Tesco was caught up in the horsemeat scandal at the beginning of 2013, which hurt the supermarket's ready meal sales (Reuters)

The horsemeat scandal reined in Tesco customer demand as the world's third largest retailer posted a 1% decline in like-for-like sales, excluding VAT and petrol, in the first quarter.

Several beef products sold by Tesco tested positive for horse DNA at the beginning of the year, forcing the world's third-largest retailer to withdraw affected stock and issue an embarrassing apology.

In one test, Tesco's Everyday Value Spaghetti Bolognese was found to contain 60% horsemeat.

The supermarket giant blamed its "disproportionate exposure" to consumer electronics in its non-food product range, which has suffered from weak demand as hard-pressed consumers count the cost of the economic malaise.

It also noted that its ready meals sales - those most hit by the horsemeat scandal - dropped in the opening three months.

"In April, we set out our approach for growth and returns for the Group, including a number of appropriate and realistic objectives for the years ahead and we have started the year on track, despite a continued difficult economic environment for consumers," said Philip Clarke, Tesco chief executive, in the firm's interim management statement for the first quarter.

"This is notwithstanding our planned work on general merchandise, which has held back sales in the UK, and a small but discernible impact on frozen and chilled convenience food sales due to the customer response to equine DNA being detected in four products."

Matt Piner, research director at retail analyst Conlumino, said the horsemeat scandal has "undoubtedly played a significant role in derailing [Tesco's] improving trend".

"Despite only having a small number of affected products, the retailer was very much at the centre of the negative fallout from the scandal," said Piner.

"Whereas Sainsbury's and Morrisons were able to spin the episode into a positive, highlighting their product quality and supply chain transparency, for Tesco it merely raised some awkward questions and damaged shopper perceptions of the Tesco brand."

Tesco Group sales lifted 2.7%, excluding petrol, in the three months to March 31. However, its international sales were disappointing as the global economic slowdown weighed heavily on the business.

In Asia, like-for-like sales dropped 3.8%. Tesco blamed opening hour restrictions in Korea.

China sales were impacted by consumer fears over safety scares relating to bird flu and pork products.

European sales were down 3% at constant exchange rates as the continent's financial troubles rumble on.

Tesco already announced that it would exit the US market, where the business makes a loss, after its first profits slump for 20 years in 2012. Tesco said this exit strategy was "on track".

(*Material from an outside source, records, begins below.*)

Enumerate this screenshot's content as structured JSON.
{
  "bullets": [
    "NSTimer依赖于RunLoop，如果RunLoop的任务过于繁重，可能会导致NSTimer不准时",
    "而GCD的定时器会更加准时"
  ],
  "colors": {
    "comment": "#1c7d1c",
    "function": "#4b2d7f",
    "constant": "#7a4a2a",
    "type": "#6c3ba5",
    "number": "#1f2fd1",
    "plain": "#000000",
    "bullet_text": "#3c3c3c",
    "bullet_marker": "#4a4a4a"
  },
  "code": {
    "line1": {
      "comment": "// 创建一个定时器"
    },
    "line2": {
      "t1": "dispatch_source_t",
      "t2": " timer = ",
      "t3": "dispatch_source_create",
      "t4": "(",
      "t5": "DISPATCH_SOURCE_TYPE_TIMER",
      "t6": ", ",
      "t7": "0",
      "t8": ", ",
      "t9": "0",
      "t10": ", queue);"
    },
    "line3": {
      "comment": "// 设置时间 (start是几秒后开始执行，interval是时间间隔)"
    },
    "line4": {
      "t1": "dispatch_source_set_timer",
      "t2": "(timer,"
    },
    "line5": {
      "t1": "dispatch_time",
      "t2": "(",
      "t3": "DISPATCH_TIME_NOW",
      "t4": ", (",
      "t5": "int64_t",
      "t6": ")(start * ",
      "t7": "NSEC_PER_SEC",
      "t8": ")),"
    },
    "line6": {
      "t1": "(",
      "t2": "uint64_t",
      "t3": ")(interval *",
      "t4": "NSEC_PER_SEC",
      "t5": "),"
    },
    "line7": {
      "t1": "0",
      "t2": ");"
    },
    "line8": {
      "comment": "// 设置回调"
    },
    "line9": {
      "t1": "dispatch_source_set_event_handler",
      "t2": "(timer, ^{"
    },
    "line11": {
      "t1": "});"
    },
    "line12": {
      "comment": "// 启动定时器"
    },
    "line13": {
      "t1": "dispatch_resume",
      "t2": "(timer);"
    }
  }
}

In the UK, Tesco is investing £1bn to revamp itself under its "Refresh" programme. In the first quarter it updated 40 Tesco Express convenience stores.

It noted a "stronger than expected sales uplift in our refreshed stores".

Tesco shares were down around 2% in early trading on the London Stock Exchange.